My stay at the Linh Son Buddhist Temple presented me with an opportunity to pick my host and new friend’s mind. Giovani, was born in Vietnam but moved to San Jose when he was a kid. He took robes about 4-years ago and has traveled to various parts of the world to work and assist in teaching little kids.
The 8 young monks-in-training stared at us on the opposite end of the long table, occasionally looking down at their dinner plates to eat; Giovani had invited me to dine with them for dinner.
Hearing him say that he was planning to disrobe in a few weeks, made me curious; his feeling was that just because he looks like and has the appearance of a monk, doesn’t make him a monk. As ironic as it is, image does have a large presence in Buddhism… He saw that through his experience of living the monastic life.
He felt he no more of a Buddhist than I, and him wearing robes didn’t mean he was any different… as I slurped on my pho noodles, noticing that he was eating a rice dish… not abiding to the 8th precept, refrain from eating past noon.
Anyways, on with the day…
The evening was tough. I think the jet lag in combination with the ‘I hear mosquitoes flying’ effect, kept me from reaching the sought after state of sleep. Thank goodness I have that mosquito net though, especially by the sound of those relentless buggers.
My morning departure from Kushinagar was much easier. Two hours later, my rucksack was strapped to the top of a new bus and I was heading to Sunauli, a town next to the India/Nepal border. I passed out and awoke to the stillness of the bus’s engine being cut and the static hot sun, shining through the window.
While I may have been suckered into paying more, a rickshaw driver convinced me to let him help me cross the Nepal border. I did get through customs and obtain my Nepali visa much quicker…in reality he did help.
I am staying at a somewhat of a fancy hotel, in Lumbini, near the main garden. I made a quick run through, stopping at the eternal torch, the Burmese Stupa, and then to the archeological site of the Maha Devi Temple – the birth place of Siddhartha Gautama.
There was a quiet and calm feel to the air as I stood on the wooden deck looking down at the glass encasement of the stone marker, “The exact birth place of the Buddha”.
Somewhat unexpected… I started to get teary eyed.
Siddhartha was a baby.
For some odd reason, I was affected by this. Of course he was a baby…
I guess with all of the teachings and the suttas that I have read and studied, they have always focused on his adult life up to his death. I was used to that image of the emaciated Sid, the Buddha, and the old reclining dying Buddha.

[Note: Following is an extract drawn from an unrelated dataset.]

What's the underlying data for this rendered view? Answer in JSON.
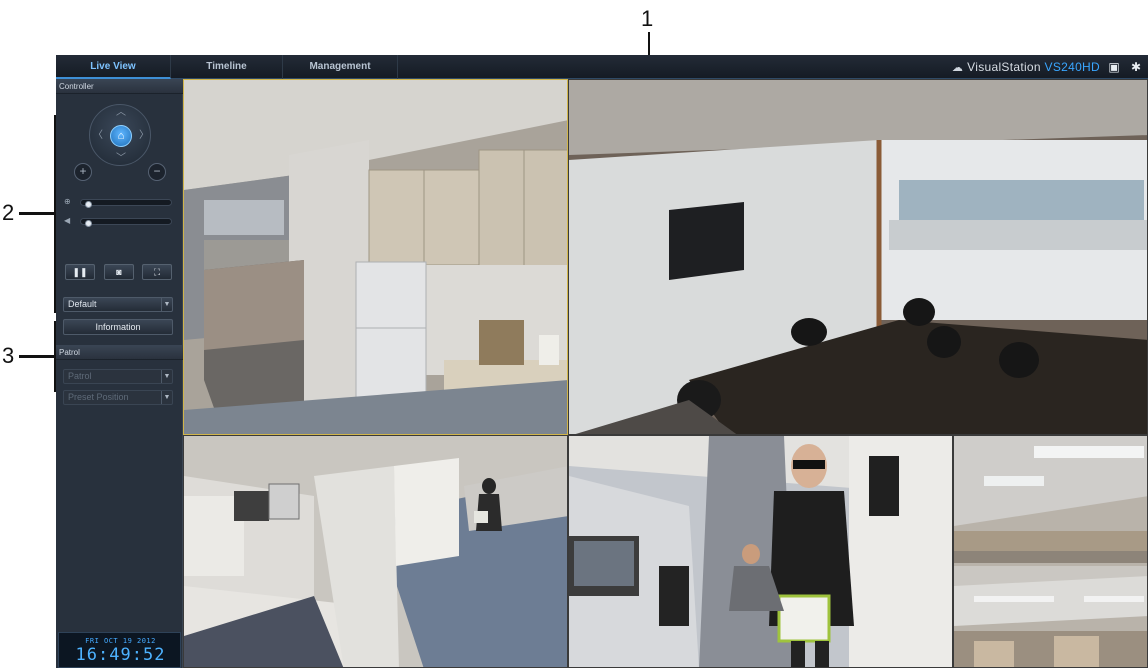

He was a baby that cried and pooped, giggled and laughed, drooled and slept.
Yeah, I’m getting sleepy… not making sense.
Write more tomorrow, falling asleep.
(Baby, I'm an Anarchist! - Against Me!)